Interviews, insight & analysis on digital media & marketing

Bring Back Better – The future of retail returns

By Rob Shaw, MD EMEA, Fluent Commerce

With product return rates in ecommerce ranging between 20-30% and global ecommerce sales projected to hit £4.7 trillion by 2023, the volume of returns is only set to increase. In fact, according to Narvar data, ecommerce returns in 2020 alone were up 70% compared to the year prior.

As a result, the way retailers and brands manage returns is becoming a more important part of the customer journey. Indeed, research has shown that 84% of online shoppers would refuse to use a retailer again after a bad returns experience.

But what factors have the most impact on a returns process and how can organisations optimise the experience to become a positive factor in the way they are perceived? There are a range of priorities to address:

  1. Embrace Digital Returns

Traditional approaches to returns have some inherent problems. For instance, not everyone has the printer required to create return labels, and putting a pre-printed label in every box adds both waste paper and cost. In contrast, digital returns can help boost brand sustainability credentials and potentially helps resell items faster.

By providing a return QR code on a shipping label or box, or on a packing slip for use at a drop-off or collection, retailers can print a return label while also triggering an update to their order management system. Alternatively, customers can be given the option of generating a QR code online, which can then be texted to them for easy access when the return is dropped off or picked up.

  1. Keep customers informed

When customers return products for a refund, the associated communication process should keep them regularly updated on the status of their payment. This not only helps avoid additional support calls from people frustrated about the status of their refund, but it can also build brand trust and maintain customer satisfaction.

  1. Identify customers with high return levels

Most retailers will be familiar with the challenges created by customers who both buy and return lots of products. Identifying these buy/return patterns is becoming an important step in effectively predicting the potential level of returns, which in turn, can help prevent excess stock replenishment.

  1. Monitor the lifetime value of customers

Some retailers have different returns policies or processes for high-value customers or those that tend to buy items at full price. This is an important consideration, as taking care of customers in these categories in the long term makes more business sense, so maintaining their loyalty is key. This is often true even if they have high return rates, and retailers should avoid penalising or even blacklisting loyal and active customers if at all possible.

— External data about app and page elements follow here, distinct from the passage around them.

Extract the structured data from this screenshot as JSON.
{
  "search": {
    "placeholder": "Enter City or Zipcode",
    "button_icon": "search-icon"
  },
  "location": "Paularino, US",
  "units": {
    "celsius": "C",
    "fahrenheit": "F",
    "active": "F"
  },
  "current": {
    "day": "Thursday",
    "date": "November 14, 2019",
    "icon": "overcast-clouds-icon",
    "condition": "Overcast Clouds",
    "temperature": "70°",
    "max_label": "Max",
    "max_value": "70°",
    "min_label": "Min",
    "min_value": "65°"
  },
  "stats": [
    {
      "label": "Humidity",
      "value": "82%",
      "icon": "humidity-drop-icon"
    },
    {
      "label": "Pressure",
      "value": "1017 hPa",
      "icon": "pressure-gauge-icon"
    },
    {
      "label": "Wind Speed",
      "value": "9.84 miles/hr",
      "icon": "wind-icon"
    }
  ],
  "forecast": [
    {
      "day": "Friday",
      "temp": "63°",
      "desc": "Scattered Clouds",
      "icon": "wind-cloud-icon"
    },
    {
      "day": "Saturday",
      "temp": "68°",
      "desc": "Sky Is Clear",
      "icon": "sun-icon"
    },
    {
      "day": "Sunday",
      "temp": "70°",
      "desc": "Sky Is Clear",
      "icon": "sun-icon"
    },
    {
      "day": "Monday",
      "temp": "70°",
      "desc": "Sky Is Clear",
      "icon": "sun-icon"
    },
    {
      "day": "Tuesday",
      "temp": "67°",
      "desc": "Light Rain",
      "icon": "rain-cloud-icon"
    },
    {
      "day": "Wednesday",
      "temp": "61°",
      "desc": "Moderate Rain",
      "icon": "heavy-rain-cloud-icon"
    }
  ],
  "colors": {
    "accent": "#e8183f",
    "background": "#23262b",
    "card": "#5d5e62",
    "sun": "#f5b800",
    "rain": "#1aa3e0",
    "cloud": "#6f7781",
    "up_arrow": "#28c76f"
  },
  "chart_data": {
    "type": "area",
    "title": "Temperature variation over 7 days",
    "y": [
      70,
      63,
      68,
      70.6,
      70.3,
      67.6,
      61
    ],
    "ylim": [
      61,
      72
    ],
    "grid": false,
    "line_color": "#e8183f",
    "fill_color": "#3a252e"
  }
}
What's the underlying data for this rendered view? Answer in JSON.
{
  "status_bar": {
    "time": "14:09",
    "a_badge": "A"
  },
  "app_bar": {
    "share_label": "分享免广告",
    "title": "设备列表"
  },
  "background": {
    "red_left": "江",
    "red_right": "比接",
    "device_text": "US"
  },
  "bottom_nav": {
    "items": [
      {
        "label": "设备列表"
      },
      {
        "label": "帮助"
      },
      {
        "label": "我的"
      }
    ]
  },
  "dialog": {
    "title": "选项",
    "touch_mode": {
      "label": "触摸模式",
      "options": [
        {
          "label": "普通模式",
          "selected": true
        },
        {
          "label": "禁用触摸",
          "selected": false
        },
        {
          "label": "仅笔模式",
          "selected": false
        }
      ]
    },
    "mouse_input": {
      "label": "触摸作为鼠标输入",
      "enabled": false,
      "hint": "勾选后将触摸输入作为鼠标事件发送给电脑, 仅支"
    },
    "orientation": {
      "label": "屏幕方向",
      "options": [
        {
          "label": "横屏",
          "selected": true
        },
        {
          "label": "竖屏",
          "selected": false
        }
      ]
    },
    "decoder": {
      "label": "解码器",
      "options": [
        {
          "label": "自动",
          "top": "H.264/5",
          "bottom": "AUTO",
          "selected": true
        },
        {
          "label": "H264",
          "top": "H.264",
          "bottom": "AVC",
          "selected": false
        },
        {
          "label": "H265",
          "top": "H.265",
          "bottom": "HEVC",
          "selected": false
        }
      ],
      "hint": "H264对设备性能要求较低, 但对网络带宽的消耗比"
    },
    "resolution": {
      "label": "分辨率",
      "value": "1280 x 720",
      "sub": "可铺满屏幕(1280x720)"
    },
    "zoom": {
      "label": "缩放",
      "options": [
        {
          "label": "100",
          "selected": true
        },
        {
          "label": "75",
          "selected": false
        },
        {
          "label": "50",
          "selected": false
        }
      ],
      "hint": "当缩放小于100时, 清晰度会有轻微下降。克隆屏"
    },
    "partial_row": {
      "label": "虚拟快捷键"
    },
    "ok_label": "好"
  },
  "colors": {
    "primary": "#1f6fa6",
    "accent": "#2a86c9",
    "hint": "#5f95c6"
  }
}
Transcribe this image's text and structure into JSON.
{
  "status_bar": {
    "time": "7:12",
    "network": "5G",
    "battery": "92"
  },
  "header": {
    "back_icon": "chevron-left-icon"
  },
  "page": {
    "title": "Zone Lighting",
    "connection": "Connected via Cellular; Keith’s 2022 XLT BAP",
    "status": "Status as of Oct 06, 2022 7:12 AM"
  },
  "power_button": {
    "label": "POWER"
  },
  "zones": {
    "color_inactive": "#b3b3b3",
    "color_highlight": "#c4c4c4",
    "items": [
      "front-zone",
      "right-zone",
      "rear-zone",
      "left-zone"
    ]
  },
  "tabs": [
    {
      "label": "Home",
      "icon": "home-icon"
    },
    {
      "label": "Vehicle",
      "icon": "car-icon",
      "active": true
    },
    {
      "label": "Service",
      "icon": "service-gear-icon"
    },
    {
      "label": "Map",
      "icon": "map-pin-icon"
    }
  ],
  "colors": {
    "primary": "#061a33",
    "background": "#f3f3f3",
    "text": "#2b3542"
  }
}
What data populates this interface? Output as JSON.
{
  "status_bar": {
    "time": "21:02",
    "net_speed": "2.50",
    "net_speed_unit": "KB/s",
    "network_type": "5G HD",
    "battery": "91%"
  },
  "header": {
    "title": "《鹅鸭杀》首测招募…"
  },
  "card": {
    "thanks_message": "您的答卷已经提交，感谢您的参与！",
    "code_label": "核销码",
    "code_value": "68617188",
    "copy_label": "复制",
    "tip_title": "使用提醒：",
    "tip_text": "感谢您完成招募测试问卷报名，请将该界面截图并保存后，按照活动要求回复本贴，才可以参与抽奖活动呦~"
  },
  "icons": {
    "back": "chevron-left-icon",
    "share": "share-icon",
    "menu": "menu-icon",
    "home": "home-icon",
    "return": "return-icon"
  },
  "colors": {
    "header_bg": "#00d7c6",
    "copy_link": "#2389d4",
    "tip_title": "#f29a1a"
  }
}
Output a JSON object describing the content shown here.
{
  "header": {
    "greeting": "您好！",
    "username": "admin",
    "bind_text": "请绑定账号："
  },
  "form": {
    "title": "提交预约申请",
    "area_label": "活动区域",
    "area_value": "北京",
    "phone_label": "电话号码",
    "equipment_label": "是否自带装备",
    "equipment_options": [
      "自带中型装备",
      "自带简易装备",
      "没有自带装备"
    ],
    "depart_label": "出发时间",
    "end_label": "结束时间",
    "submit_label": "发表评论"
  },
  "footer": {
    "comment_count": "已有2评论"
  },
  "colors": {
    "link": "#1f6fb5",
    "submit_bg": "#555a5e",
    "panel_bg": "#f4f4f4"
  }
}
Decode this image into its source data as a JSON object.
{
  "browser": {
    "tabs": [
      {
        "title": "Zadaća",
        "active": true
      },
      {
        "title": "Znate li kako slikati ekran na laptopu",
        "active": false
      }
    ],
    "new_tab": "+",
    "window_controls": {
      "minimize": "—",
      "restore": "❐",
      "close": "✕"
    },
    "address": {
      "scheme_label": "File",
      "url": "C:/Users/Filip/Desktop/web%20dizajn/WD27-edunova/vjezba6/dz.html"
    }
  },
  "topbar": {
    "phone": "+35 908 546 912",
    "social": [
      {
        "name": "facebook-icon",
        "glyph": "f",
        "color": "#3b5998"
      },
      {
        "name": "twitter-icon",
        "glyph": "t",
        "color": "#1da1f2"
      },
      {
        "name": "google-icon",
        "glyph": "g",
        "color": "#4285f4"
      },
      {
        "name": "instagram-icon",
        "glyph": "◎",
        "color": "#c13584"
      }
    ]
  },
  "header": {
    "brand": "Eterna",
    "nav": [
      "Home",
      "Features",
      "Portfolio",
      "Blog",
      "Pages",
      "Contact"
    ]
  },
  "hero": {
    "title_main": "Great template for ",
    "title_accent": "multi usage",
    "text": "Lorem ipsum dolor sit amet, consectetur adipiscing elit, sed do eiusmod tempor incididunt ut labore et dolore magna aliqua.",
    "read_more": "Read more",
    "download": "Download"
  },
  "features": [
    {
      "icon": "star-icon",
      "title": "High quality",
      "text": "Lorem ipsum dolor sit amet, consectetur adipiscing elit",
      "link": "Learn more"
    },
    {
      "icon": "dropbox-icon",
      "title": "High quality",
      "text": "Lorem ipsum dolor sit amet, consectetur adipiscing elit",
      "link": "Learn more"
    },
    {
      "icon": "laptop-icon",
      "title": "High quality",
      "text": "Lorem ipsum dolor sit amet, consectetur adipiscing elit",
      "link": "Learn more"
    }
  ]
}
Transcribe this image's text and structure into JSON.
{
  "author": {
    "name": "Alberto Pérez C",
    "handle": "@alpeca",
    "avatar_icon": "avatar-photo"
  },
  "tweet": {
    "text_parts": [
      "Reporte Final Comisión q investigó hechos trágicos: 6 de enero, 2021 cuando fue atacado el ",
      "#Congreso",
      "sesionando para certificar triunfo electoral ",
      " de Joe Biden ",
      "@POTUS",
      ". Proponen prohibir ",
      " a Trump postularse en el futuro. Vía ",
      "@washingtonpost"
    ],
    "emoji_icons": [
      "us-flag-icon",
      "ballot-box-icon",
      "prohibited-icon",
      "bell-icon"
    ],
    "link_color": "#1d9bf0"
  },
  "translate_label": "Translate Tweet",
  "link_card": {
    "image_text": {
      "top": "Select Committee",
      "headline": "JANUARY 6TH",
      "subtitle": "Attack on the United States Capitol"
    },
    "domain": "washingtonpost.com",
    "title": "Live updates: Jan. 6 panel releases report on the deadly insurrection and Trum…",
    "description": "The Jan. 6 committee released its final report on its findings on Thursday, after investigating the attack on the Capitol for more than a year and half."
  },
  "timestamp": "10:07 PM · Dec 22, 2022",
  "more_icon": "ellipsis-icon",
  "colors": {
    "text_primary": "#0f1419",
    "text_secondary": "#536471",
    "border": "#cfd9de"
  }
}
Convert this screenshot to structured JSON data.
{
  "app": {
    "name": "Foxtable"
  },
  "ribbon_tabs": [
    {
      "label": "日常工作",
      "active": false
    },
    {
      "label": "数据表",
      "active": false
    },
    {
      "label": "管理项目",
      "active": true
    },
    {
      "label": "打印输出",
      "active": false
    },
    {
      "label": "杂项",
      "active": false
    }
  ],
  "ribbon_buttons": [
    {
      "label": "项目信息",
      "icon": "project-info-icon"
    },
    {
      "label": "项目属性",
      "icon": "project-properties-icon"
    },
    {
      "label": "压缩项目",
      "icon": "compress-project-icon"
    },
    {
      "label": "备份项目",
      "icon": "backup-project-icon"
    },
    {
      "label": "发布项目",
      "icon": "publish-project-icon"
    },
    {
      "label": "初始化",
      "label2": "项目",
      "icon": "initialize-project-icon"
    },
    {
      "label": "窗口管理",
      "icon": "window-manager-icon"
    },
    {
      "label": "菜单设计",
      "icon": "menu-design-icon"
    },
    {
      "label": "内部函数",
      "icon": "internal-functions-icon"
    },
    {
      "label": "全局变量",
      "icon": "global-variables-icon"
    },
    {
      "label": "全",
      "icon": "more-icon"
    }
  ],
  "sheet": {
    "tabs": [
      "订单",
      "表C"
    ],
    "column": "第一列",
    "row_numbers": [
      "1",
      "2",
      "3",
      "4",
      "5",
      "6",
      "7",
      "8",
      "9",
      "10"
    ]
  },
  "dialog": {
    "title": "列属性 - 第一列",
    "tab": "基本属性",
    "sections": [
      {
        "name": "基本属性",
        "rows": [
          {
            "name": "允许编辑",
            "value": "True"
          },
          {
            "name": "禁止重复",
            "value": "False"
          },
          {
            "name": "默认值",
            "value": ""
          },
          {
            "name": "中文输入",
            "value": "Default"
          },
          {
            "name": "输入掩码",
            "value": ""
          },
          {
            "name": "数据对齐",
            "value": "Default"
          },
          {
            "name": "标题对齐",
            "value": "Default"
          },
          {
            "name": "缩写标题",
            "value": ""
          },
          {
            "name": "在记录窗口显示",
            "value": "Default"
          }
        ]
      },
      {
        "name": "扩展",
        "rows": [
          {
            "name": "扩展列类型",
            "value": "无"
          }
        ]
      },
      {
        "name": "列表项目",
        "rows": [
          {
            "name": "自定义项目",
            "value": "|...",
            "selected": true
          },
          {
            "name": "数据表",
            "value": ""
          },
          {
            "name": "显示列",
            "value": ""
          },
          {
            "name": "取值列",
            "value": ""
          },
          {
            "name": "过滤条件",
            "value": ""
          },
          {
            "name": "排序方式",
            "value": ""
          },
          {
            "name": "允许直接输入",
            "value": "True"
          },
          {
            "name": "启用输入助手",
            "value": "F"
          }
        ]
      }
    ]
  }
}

  1. Resell returned items earlier in the process

Clearly, all returns must be quality checked before they can be re-released as saleable inventory. But products with the same SKU can often arrive in different locations, meaning retailers need to assess the average condition of returns for that type of item. In doing so, they can more quickly expose at least some of the return stock for sale online, helping to ensure greater efficiency.

  1. Optimise post processing

Similarly, the speed at which returned products can be resold also depends on the work that needs to be done on each item to get it back into a saleable condition. From washing and ironing apparel to recasting jewellery, tracking the condition and status of each item and working hard on the efficiency of the quality processes can have a significant impact on sales.

  1. Improve reverse logistics

When it comes to returns, convenience is king. While accepting online orders in-store is increasingly a minimum requirement where possible, some retailers now also accept returns at third party locations. 

But once they have been accepted, retailers then have to build an efficient process to get them back online or on the shelves as quickly as possible. This can range from processing them in-store to consolidating returned items for processing centrally. When items have to be shipped somewhere for processing, retailers must also work out the most effective logistics routes to minimise staff and transportation costs, as well as reducing their environmental impact.

  1. Returns are not a customer service afterthought

A study carried out in 2019 by UPS revealed that 54% of consumers look at the returns policy before making a purchase. This only serves to underline the importance of returns in the wider sales process, and its terms and levels of convenience will have an influence on the bottom line if customers don’t like what they see. As a result, policies should be clear and easy to find. 

Ultimately, today’s savvy consumers are becoming more familiar with returns processes and will use their experiences to inform future purchasing decisions. The key point for retailers is the way they deal with a disappointing or unwanted purchase is just as important as how well they attract customers in the first place.